One of the first things the skaters decided to do was go to Montreal to work with choreographer Julie Marcotte. She came up with ideas for both their short program and free skate, and they took her plans to heart. They use "Stray Cat Strut" and "Pink Panther" for their short and a tango for the free skate, and they haven't veered off Marcotte's course.

Their work and change in attitude have paid off.

They opened the season with a fifth-place showing at Skate America and followed up with their first international victory, at the 2012 Ice Challenge in Graz, Austria. Then they earned their first Grand Prix medal, a bronze, at the NHK Trophy.

When 2012 U.S. champions Caydee Denney and John Coughlin withdrew from the 2013 U.S. Championships (he suffered a hip injury), Castelli and Shnapir found themselves in the unusual and unexpected position as favorites for the title. After all, they had never been on the podium at nationals at the senior level, much less the team to beat for gold.

"To be considered favorites at nationals was amazing and something I never could've imagined," Castelli said.

Yet Castelli and Shnapir turned those sudden expectations into reality, earning the national title and a berth to the 2013 World Championships.

Martin, for one, has been pleased with the transformation. Not only are the skaters more enjoyable to work with, but their level of skating has improved. Martin's philosophy is to keep a team's average performance at a high level so he has an idea of how much to expect at a competition.
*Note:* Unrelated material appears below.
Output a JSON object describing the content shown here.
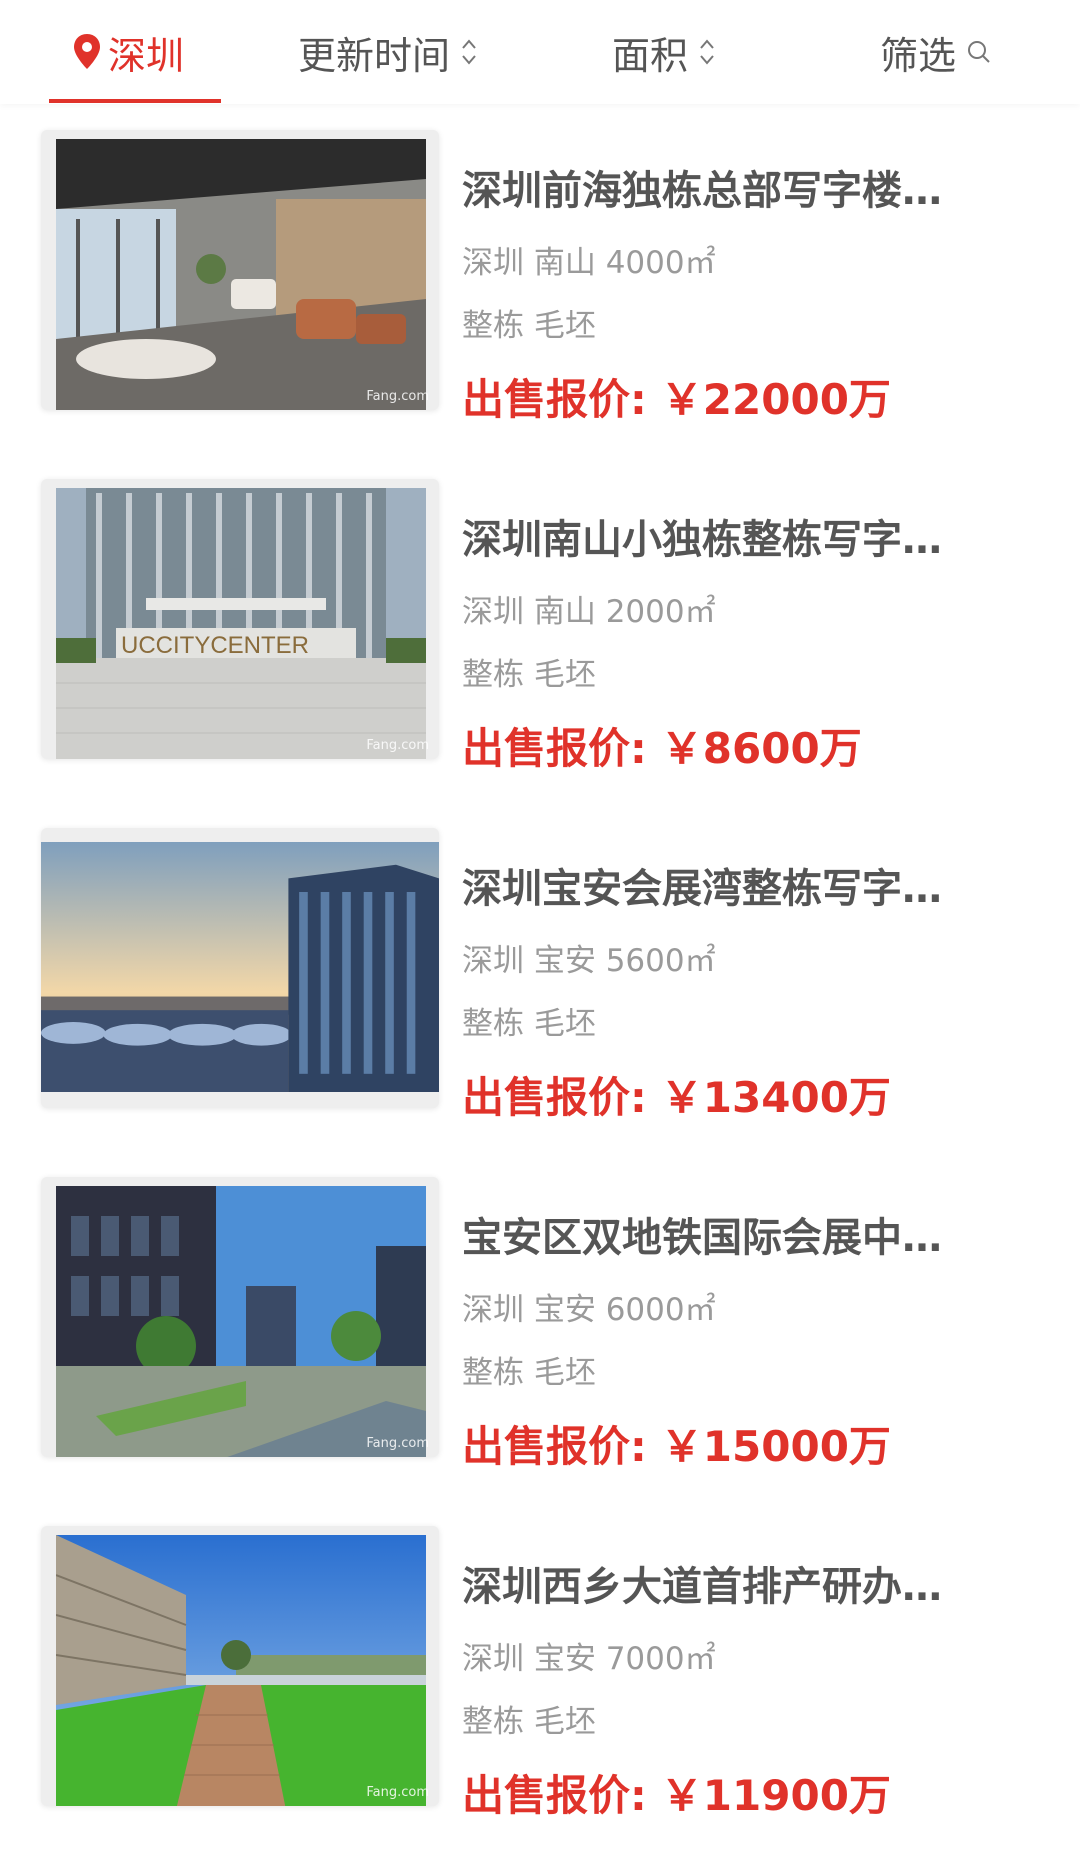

In the past, there was so much tension that it was tough for anyone to gauge how they would perform.

That's changed for the better.
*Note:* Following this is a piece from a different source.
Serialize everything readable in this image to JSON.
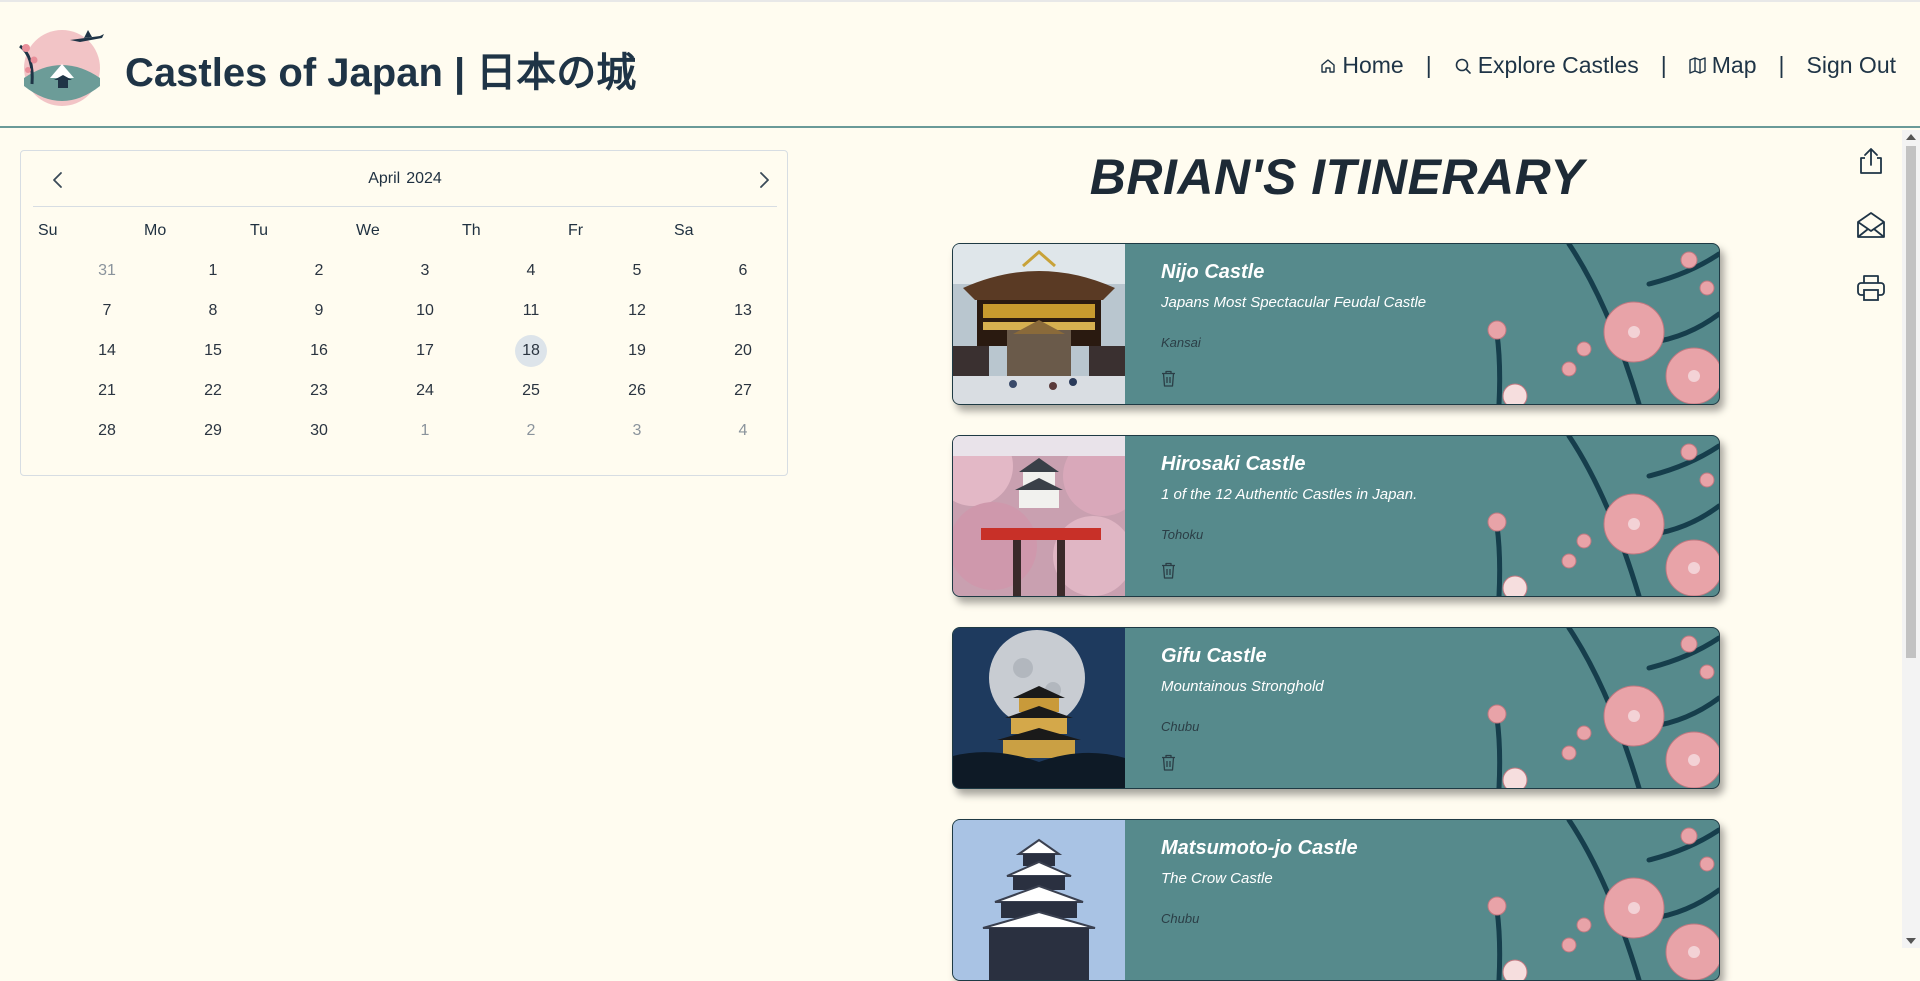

"I can stand now at the board and know what to expect," Martin said.

When asked about his expectations for the team at the world championships, Martin said, "I want to see a good, solid competition from the moment they step on that plane to the moment they come back to Boston. I also want them to enjoy themselves. They've earned this. They deserve this."

New to the international scene, Castelli and Shnapir still have a ways to go toward polishing their skating and making a name for themselves. They are an incredibly strong team, and they feature huge triple twists and big throws -- they have worked on throw triple Axels and throw quads, though they said they don't plan to attempt one in competition at worlds. But there is definite room for improvement with spins and overall artistry.

In the scheme of things, however, especially considering how far they have come from last year, those criticisms pale by comparison.

They are looking forward, not back.

"We've really committed to each other," Castelli said. "It's amazing what we can achieve together, and it hasn't stopped yet. And we have even bigger goals and dreams for the next year."